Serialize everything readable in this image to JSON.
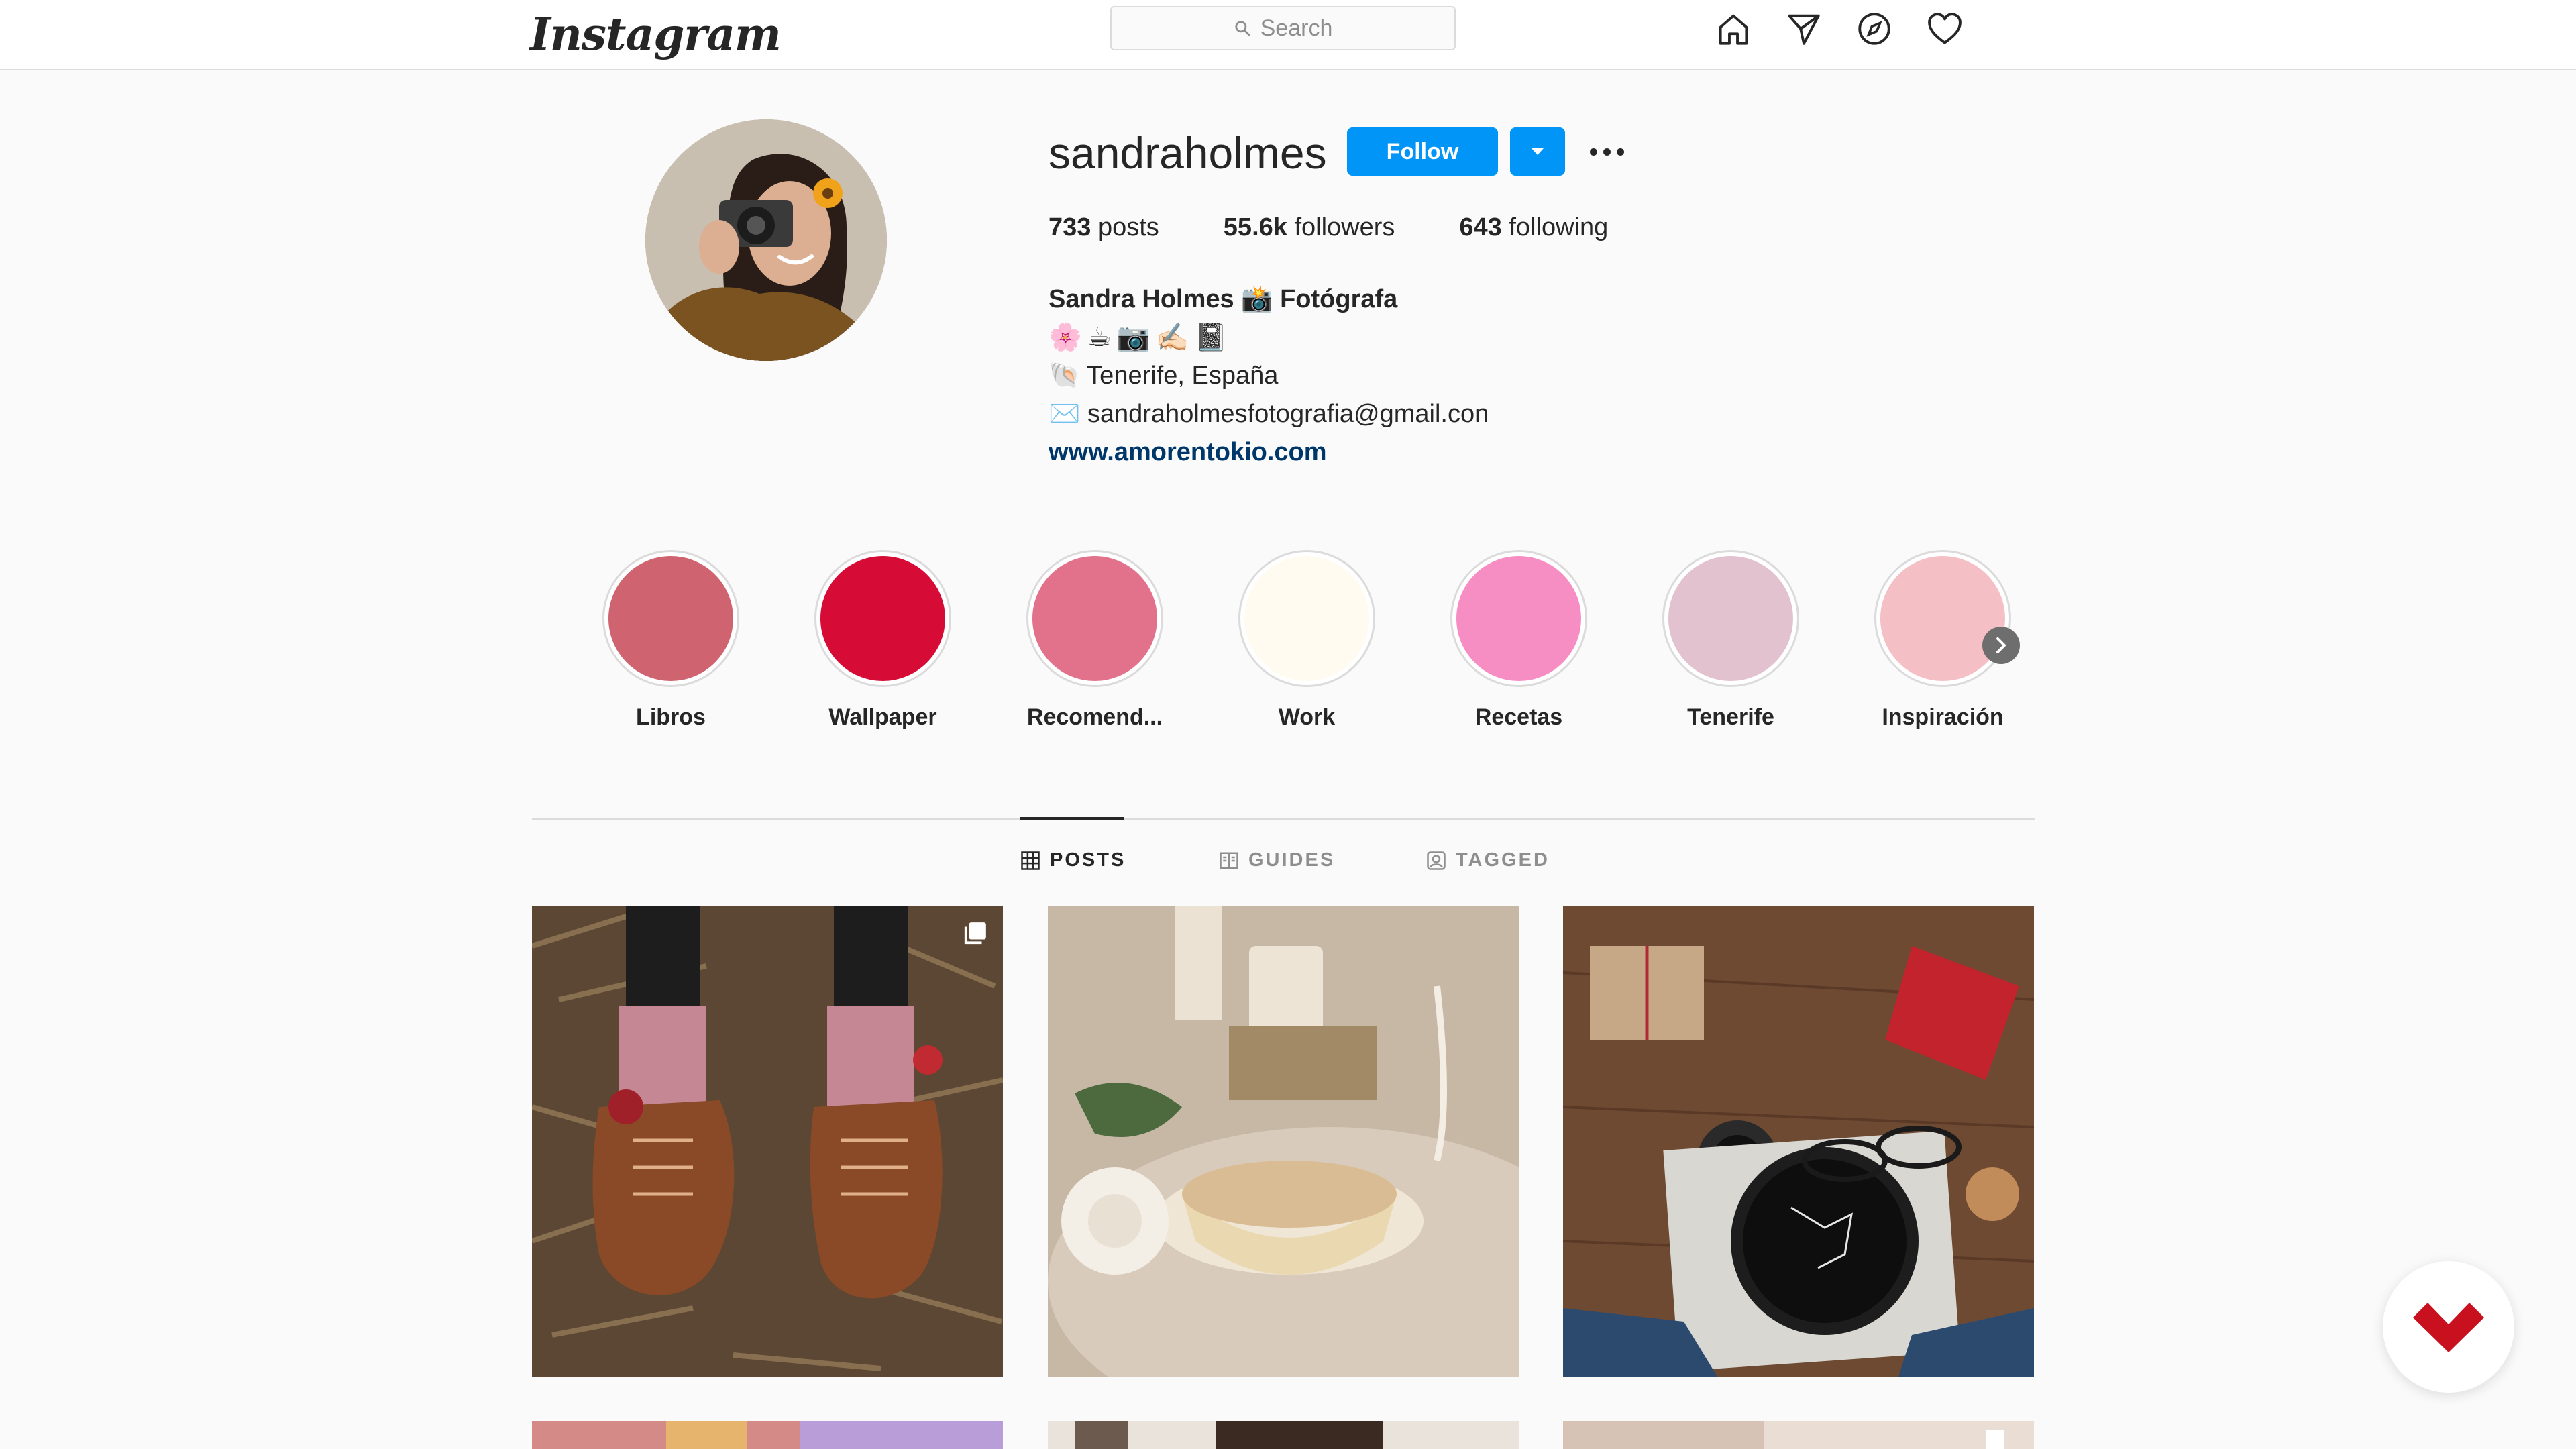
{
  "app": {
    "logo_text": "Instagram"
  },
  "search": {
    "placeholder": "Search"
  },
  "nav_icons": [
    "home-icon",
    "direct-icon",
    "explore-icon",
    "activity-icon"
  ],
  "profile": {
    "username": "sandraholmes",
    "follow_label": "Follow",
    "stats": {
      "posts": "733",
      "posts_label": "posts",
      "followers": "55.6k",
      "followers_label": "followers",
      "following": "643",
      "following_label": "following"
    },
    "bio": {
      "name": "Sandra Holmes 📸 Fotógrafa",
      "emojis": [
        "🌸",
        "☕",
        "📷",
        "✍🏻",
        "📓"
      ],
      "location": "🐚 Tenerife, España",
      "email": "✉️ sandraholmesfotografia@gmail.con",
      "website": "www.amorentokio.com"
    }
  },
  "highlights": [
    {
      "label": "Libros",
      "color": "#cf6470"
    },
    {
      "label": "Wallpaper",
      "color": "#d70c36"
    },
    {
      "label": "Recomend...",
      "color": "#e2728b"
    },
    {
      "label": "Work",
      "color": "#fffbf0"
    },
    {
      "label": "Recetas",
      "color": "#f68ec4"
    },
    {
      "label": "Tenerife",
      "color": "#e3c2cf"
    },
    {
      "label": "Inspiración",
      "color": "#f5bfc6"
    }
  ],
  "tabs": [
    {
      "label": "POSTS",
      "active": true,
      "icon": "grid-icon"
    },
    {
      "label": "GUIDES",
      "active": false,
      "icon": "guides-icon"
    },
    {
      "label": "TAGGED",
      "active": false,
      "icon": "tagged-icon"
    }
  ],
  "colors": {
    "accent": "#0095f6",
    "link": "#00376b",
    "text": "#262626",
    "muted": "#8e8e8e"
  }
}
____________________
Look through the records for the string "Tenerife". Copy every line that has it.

      "location": "🐚 Tenerife, España",
      "label": "Tenerife",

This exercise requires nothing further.